The test of course will be in whether the final report delivers on this ambition but the new Group already has a different feel to it and has the services of a special adviser with a track record in the topic and wide expertise. I should add at this point that it has been suggested in some quarters that I declined to become a member of the LRRG. This is incorrect – I was never invited either at the outset or during the recent expansion of membership. I wish the LRRG well in its work over the coming months.

Scottish Affairs Committee

The Scottish Affairs Committee of the UK Parliament meanwhile has launched a consultation on the future of landownership in Scotland and, in particular, on the corporate and fiscal dimensions of how Scotland is owned. A briefing paper (432:50 – Towards a comprehensive land reform agenda for Scotland) was published. This is a very welcome move since a Select Committee of Parliament has, unlike an independent review, the power to call witnesses and the authority to probe official bodies. This consultation (which is expected to lead to an inquiry in the Autumn) compliments the work of the LRRG and indeed the Review Group has written to the Committee to welcome the inquiry

The SAC inquiry will complement the work of the LRRG as it takes forward its phase 2 analysis.  The LRRG shares the view that there should be a comprehensive approach to land reform in Scotland, and agrees that the relationship between public funds and patterns of land ownership is an essential aspect to investigate.  The LRRG recognises that the Scottish Affairs Committee is particularly well positioned to consider matters related to taxation.”

Scottish Land and Estates, however, issued an intemperate statement to the media.

The individuals submitting this report have been well-known land reform activists for many years and are using this approach as another tactical ploy” and argued that  “such an investigation is unnecessary and unwarranted”.

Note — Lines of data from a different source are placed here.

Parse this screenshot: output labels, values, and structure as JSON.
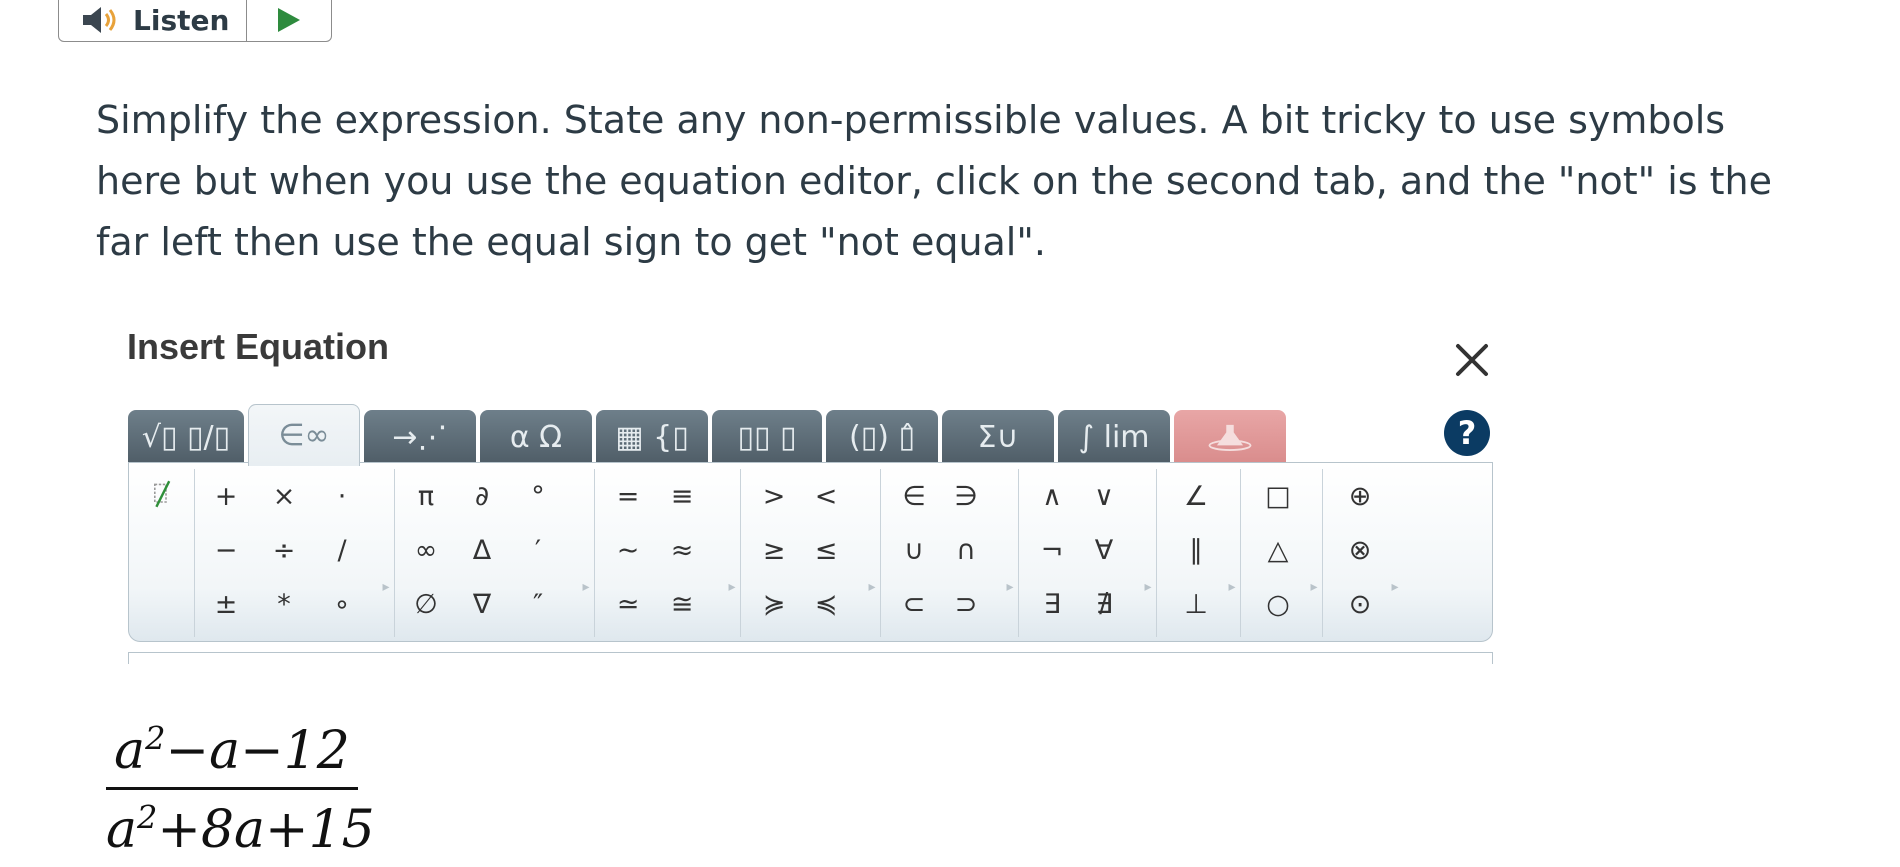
{
  "listen": {
    "label": "Listen"
  },
  "prompt": "Simplify the expression. State any non-permissible values. A bit tricky to use symbols here but when you use the equation editor, click on the second tab, and the \"not\" is the far left then use the equal sign to get \"not equal\".",
  "dialog": {
    "title": "Insert Equation",
    "tabs": [
      {
        "label": "√▯ ▯/▯"
      },
      {
        "label": "∈∞"
      },
      {
        "label": "→⋰"
      },
      {
        "label": "α Ω"
      },
      {
        "label": "▦ {▯"
      },
      {
        "label": "▯▯ ▯"
      },
      {
        "label": "(▯) ▯̂"
      },
      {
        "label": "Σ∪"
      },
      {
        "label": "∫ lim"
      },
      {
        "label": ""
      }
    ],
    "help": "?",
    "palette_groups": [
      {
        "symbols": [
          "̸"
        ]
      },
      {
        "symbols": [
          "+",
          "×",
          "·",
          "−",
          "÷",
          "/",
          "±",
          "*",
          "∘"
        ]
      },
      {
        "symbols": [
          "π",
          "∂",
          "°",
          "∞",
          "Δ",
          "′",
          "∅",
          "∇",
          "″"
        ]
      },
      {
        "symbols": [
          "=",
          "≡",
          "∼",
          "≈",
          "≃",
          "≅"
        ]
      },
      {
        "symbols": [
          ">",
          "<",
          "≥",
          "≤",
          "≽",
          "≼"
        ]
      },
      {
        "symbols": [
          "∈",
          "∋",
          "∪",
          "∩",
          "⊂",
          "⊃"
        ]
      },
      {
        "symbols": [
          "∧",
          "∨",
          "¬",
          "∀",
          "∃",
          "∄"
        ]
      },
      {
        "symbols": [
          "∠",
          "∥",
          "⊥"
        ]
      },
      {
        "symbols": [
          "□",
          "△",
          "○"
        ]
      },
      {
        "symbols": [
          "⊕",
          "⊗",
          "⊙"
        ]
      }
    ]
  },
  "expression": {
    "numerator": "a2−a−12",
    "denominator": "a2+8a+15"
  }
}
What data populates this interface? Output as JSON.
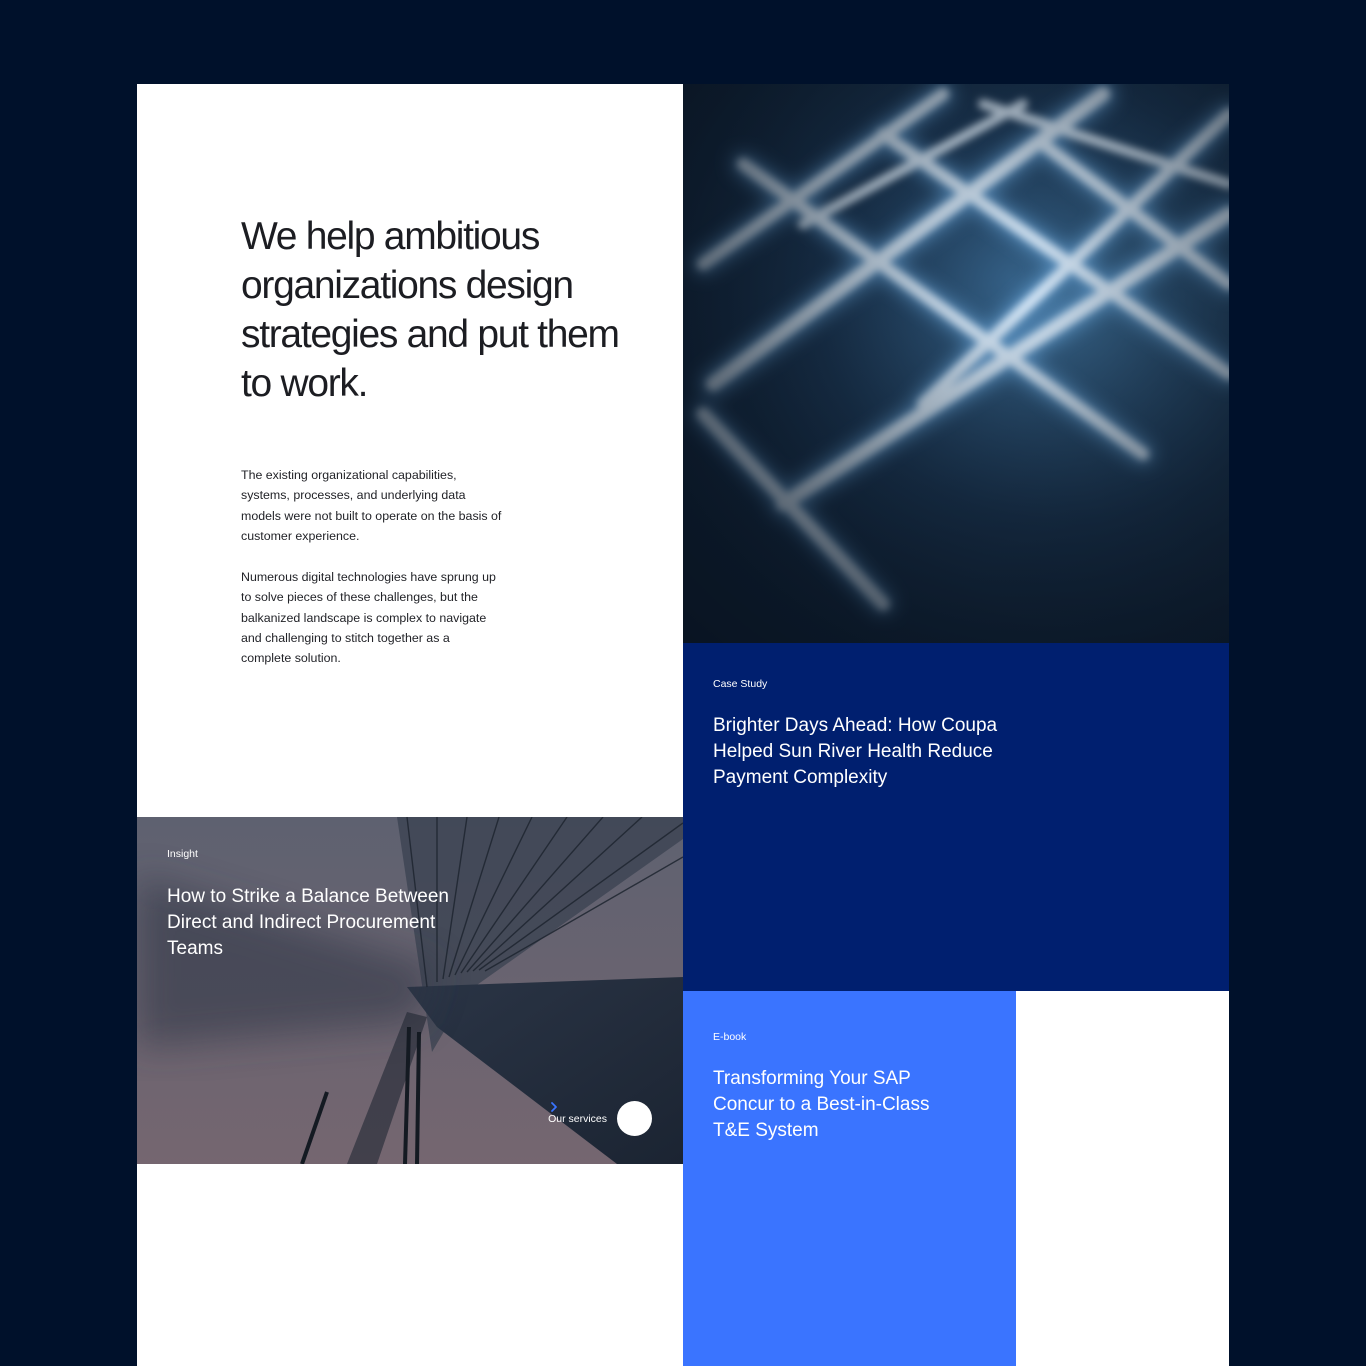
{
  "intro": {
    "headline": "We help ambitious organizations design strategies and put them to work.",
    "paragraph_1": "The existing organizational capabilities, systems, processes, and underlying data models were not built to operate on the basis of customer experience.",
    "paragraph_2": "Numerous digital technologies have sprung up to solve pieces of these challenges, but the balkanized landscape is complex to navigate and challenging to stitch together as a complete solution."
  },
  "cards": {
    "case_study": {
      "tag": "Case Study",
      "title": "Brighter Days Ahead: How Coupa Helped Sun River Health Reduce Payment Complexity"
    },
    "insight": {
      "tag": "Insight",
      "title": "How to Strike a Balance Between Direct and Indirect Procurement Teams",
      "cta_label": "Our services",
      "cta_icon": "chevron-right-icon"
    },
    "ebook": {
      "tag": "E-book",
      "title": "Transforming Your SAP Concur to a Best-in-Class T&E System"
    }
  },
  "colors": {
    "page_background": "#00112b",
    "case_study_background": "#001f6f",
    "ebook_background": "#3a74ff",
    "card_text": "#ffffff",
    "chevron": "#3a74ff"
  },
  "images": {
    "hero": "blurred glowing blue light-stick lattice",
    "insight": "looking up at architectural building facade"
  }
}
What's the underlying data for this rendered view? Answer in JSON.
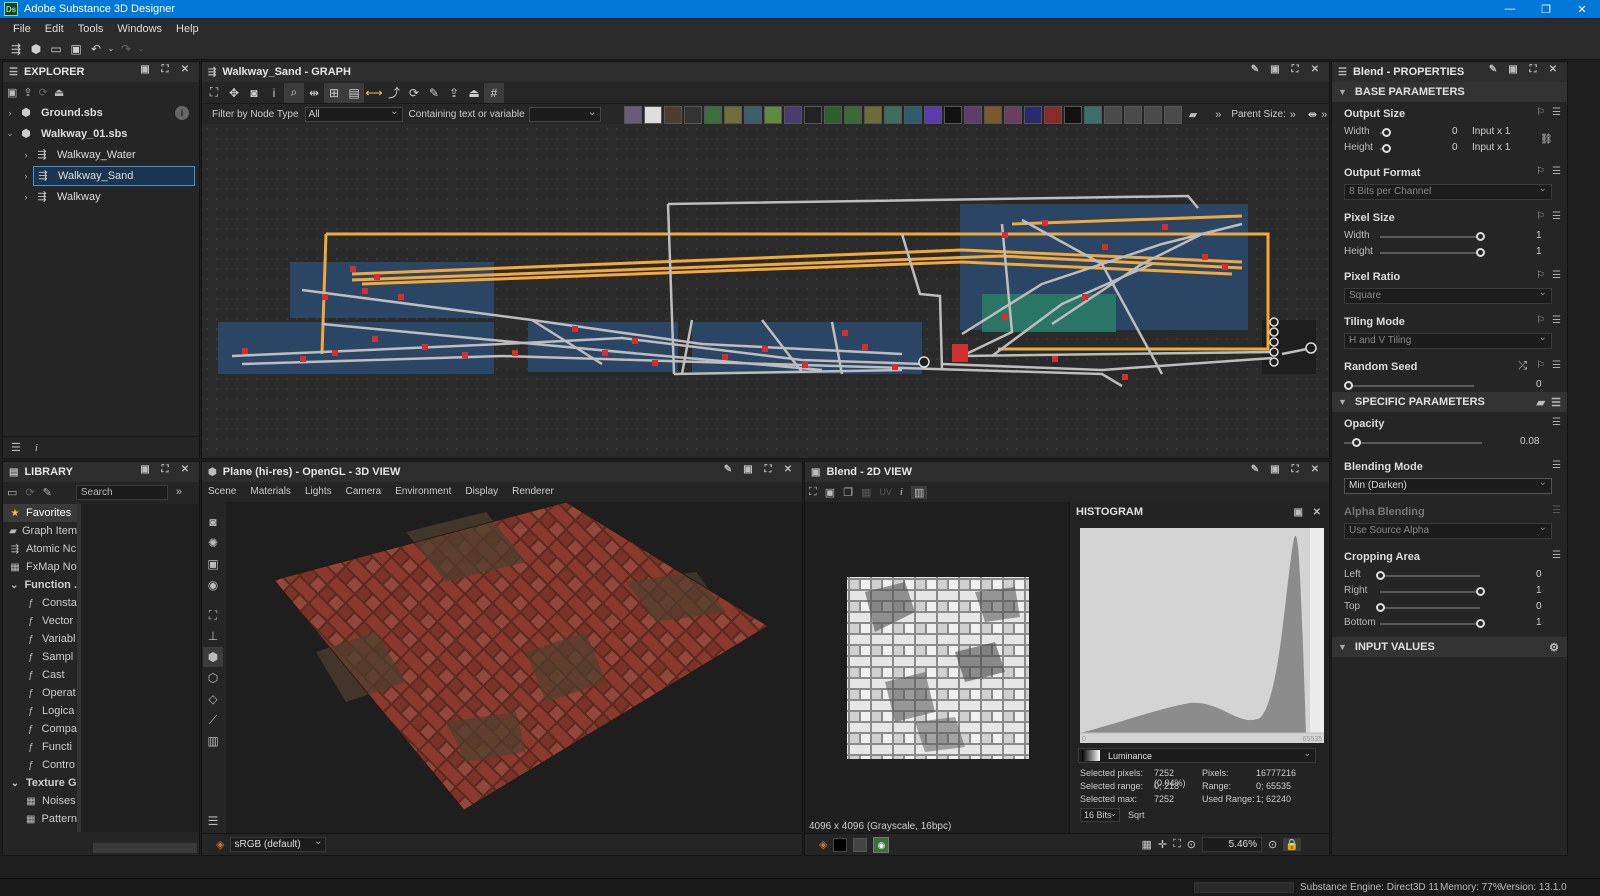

I understand that the Chair of the Scottish Affairs Committee has spoken to SLE to ask them to correct this statement.

The individuals who wrote the report (which includes myself) did not “submit it” to the Committee. It was commissioned from us by the Committee. The consultation and inquiry are not a “tactical ploy” by us or anyone else. It is the work of a Select Committee of the House of Commons!

For the record, a number of members of the Scottish Affairs Committee have been very interested in exploring further aspects of the land question since the publication of the Committee’s excellent and thorough report on the Management of the Crown Estate in Scotland in March 2012.

I know this because they have discussed it with me on occasions. As it happens I was initially quite sceptical about what might be achieved by such an inquiry but it became clear that there was much to be examined in relation to what might be described as the “reserved dimensions” of land reform.

The recent EU Council agreement (see previous blog) as highlighted by Ian Davidson in his question to the Prime Minister has merely added impetus to such a move.

All in all it seems that following over a decade of no political action on the land question, there is rather a lot happening. As David Ross eloquently put it in a recent column in the Herald

Land reform campaigners used to complain that legislators in London danced to the Scottish landed lobby’s tune, but it seems Westminster is expanding its taste in music.”

(1) Some responses were made on a confidential basis and these remain unpublished. I have never sought to have these released and respect and understand why some people feel that they cannot openly say what they think.

(2) See, for example, here, here and here.